- **Information supplied**
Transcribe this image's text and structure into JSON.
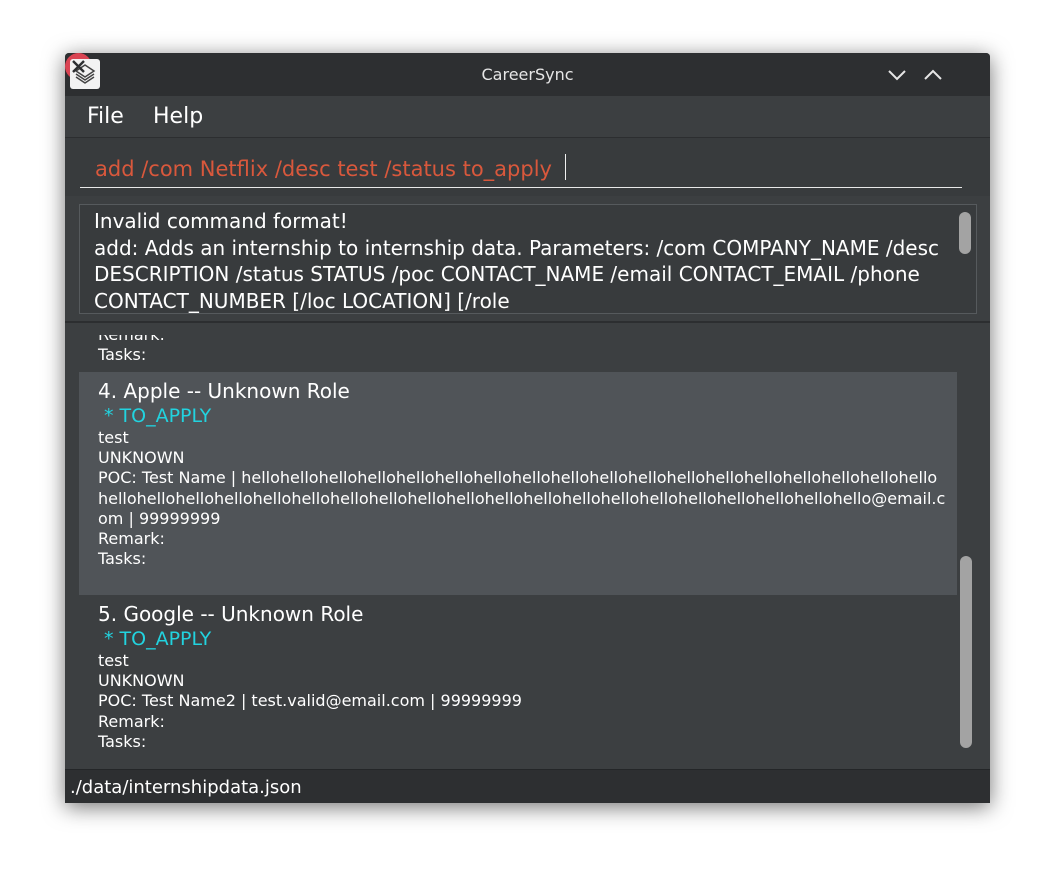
{
  "window": {
    "title": "CareerSync",
    "icons": {
      "app": "app-logo-icon",
      "minimize": "chevron-down-icon",
      "maximize": "chevron-up-icon",
      "close": "close-icon"
    }
  },
  "menu": {
    "file": "File",
    "help": "Help"
  },
  "command": {
    "value": "add /com Netflix /desc test /status to_apply"
  },
  "result": {
    "text": "Invalid command format!\nadd: Adds an internship to internship data. Parameters: /com COMPANY_NAME /desc DESCRIPTION /status STATUS /poc CONTACT_NAME /email CONTACT_EMAIL /phone CONTACT_NUMBER [/loc LOCATION] [/role"
  },
  "list": {
    "partial": {
      "remark": "Remark:",
      "tasks": "Tasks:"
    },
    "items": [
      {
        "header": "4.  Apple -- Unknown Role",
        "status": " * TO_APPLY",
        "description": "test",
        "location": "UNKNOWN",
        "poc": "POC: Test Name | hellohellohellohellohellohellohellohellohellohellohellohellohellohellohellohellohellohellohellohellohellohellohellohellohellohellohellohellohellohellohellohellohellohellohellohellohellohello@email.com | 99999999",
        "remark": "Remark:",
        "tasks": "Tasks:"
      },
      {
        "header": "5.  Google -- Unknown Role",
        "status": " * TO_APPLY",
        "description": "test",
        "location": "UNKNOWN",
        "poc": "POC: Test Name2 | test.valid@email.com | 99999999",
        "remark": "Remark:",
        "tasks": "Tasks:"
      }
    ]
  },
  "statusbar": {
    "path": "./data/internshipdata.json"
  },
  "colors": {
    "command_text": "#d9583c",
    "status_text": "#22d3df",
    "close_button": "#da4453"
  }
}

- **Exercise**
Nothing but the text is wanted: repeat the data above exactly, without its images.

- **Task answer**
Transcribe this image's text and structure into JSON.
{
  "window": {
    "title": "CareerSync",
    "icons": {
      "app": "app-logo-icon",
      "minimize": "chevron-down-icon",
      "maximize": "chevron-up-icon",
      "close": "close-icon"
    }
  },
  "menu": {
    "file": "File",
    "help": "Help"
  },
  "command": {
    "value": "add /com Netflix /desc test /status to_apply"
  },
  "result": {
    "text": "Invalid command format!\nadd: Adds an internship to internship data. Parameters: /com COMPANY_NAME /desc DESCRIPTION /status STATUS /poc CONTACT_NAME /email CONTACT_EMAIL /phone CONTACT_NUMBER [/loc LOCATION] [/role"
  },
  "list": {
    "partial": {
      "remark": "Remark:",
      "tasks": "Tasks:"
    },
    "items": [
      {
        "header": "4.  Apple -- Unknown Role",
        "status": " * TO_APPLY",
        "description": "test",
        "location": "UNKNOWN",
        "poc": "POC: Test Name | hellohellohellohellohellohellohellohellohellohellohellohellohellohellohellohellohellohellohellohellohellohellohellohellohellohellohellohellohellohellohellohellohellohellohellohellohellohello@email.com | 99999999",
        "remark": "Remark:",
        "tasks": "Tasks:"
      },
      {
        "header": "5.  Google -- Unknown Role",
        "status": " * TO_APPLY",
        "description": "test",
        "location": "UNKNOWN",
        "poc": "POC: Test Name2 | test.valid@email.com | 99999999",
        "remark": "Remark:",
        "tasks": "Tasks:"
      }
    ]
  },
  "statusbar": {
    "path": "./data/internshipdata.json"
  },
  "colors": {
    "command_text": "#d9583c",
    "status_text": "#22d3df",
    "close_button": "#da4453"
  }
}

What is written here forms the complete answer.